January 24, 2008 1 min read

NewTalk, an online discussion tool, has a discussion on education that has quickly evolved into a conversation about the issues that are at the heart of NCLB: testing and accountability.

Some of the participants have their own outlets where they regularly air their opinions. It’s no surprise that Checker Finn believes in national standards. He writes about that regularly in the Education Gadfly. Diane Ravitch wants to scale back the federal role to standard setting and data collection. She espoused the same idea in The New York Times and her Bridging Differences blog.

The fresh voices in the NewTalk conversation belong to the educators. Like the others, Deb White and Ryan Hill criticize the current use of standardized tests and once-size-fits-all accountability systems.

“We are limiting ourselves, and our students, by focusing only on tests,” writes Deb White, a high school teacher in Cody, Wyo. “Other mechanisms for evaluation will take more time and effort on the part of educators, and more explanation to parents and community members, but are so much more effective.”

Ryan Hill, who runs the network of KIPP schools in Newark, N.J., says KIPP uses standardized test scores as one measure to evaluate its schools. But it also puts its schools through a rigorous evaluation of classroom practices, student achievement on classroom work, and the school’s leadership.

“From this inspection (which takes multiple days),” Hill writes, “you get a real sense of the quality of the schools, and the training and experience of the inspectors lead to reliable and consistent analyses.”

White responds by endorsing the KIPP inspection system and adding other elements to NCLB accountability. Here are two:

Create a menu of assessment tools which states or districts could choose from to evaluate their students. (This would maintain a large degree of local control.) Train teachers to create assessments and rubrics which are appropriate and interesting to their students (Wyoming has a consortium devoted to developing Body of Evidence assessments and corresponding rubrics.)

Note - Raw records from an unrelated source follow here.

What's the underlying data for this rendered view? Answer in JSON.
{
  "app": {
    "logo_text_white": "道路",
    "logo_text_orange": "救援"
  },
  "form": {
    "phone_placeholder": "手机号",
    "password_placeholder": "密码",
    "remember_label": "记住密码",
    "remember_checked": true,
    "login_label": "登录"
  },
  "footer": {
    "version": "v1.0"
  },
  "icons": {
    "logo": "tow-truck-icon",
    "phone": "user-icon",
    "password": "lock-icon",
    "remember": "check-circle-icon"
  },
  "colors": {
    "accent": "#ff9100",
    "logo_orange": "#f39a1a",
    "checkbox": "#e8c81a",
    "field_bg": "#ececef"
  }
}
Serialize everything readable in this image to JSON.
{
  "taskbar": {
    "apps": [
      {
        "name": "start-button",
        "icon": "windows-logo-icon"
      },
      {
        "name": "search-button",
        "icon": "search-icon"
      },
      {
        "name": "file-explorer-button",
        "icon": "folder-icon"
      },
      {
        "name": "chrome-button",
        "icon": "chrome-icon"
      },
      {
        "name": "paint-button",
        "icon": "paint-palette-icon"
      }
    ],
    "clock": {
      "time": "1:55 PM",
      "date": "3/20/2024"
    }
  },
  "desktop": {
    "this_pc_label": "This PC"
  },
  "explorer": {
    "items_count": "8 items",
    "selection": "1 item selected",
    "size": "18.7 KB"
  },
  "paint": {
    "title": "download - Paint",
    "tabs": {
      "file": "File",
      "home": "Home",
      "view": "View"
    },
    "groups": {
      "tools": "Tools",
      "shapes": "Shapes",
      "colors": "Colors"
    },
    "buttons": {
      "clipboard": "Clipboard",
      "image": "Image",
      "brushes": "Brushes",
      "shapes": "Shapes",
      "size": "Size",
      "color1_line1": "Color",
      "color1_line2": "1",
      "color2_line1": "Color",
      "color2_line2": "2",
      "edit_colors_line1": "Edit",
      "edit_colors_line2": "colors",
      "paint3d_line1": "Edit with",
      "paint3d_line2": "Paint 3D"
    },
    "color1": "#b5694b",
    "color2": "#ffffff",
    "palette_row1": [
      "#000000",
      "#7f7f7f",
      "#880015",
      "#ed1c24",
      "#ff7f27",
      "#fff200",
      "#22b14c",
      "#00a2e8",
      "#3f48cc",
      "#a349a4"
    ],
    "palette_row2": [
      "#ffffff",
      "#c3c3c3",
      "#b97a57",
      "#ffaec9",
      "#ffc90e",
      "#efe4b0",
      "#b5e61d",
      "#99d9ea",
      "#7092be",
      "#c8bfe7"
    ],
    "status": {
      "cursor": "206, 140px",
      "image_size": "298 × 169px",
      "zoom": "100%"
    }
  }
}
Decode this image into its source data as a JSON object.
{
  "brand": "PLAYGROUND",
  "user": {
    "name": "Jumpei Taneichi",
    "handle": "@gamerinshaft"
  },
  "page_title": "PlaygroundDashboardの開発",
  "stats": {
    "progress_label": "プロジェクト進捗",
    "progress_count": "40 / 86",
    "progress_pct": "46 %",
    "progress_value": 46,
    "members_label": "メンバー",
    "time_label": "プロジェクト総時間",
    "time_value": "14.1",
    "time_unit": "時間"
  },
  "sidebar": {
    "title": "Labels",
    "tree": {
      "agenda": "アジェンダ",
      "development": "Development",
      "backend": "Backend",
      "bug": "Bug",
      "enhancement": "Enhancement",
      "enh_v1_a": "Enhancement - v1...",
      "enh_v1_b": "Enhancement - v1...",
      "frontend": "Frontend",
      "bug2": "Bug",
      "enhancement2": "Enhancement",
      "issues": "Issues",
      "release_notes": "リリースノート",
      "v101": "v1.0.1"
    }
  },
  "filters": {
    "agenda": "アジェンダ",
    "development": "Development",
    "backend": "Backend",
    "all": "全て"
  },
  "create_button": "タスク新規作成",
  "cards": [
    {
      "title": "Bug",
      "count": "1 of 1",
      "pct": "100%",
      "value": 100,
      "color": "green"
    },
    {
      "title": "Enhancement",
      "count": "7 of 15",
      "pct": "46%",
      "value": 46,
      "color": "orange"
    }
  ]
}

All of this sounds a bit like what Helen F. Ladd was outlining in her commentary in the current issue of Education Week. When Congress gets serious about reauthorizing NCLB, will they listen to educators like White and Hill?

A version of this news article first appeared in the NCLB: Act II blog.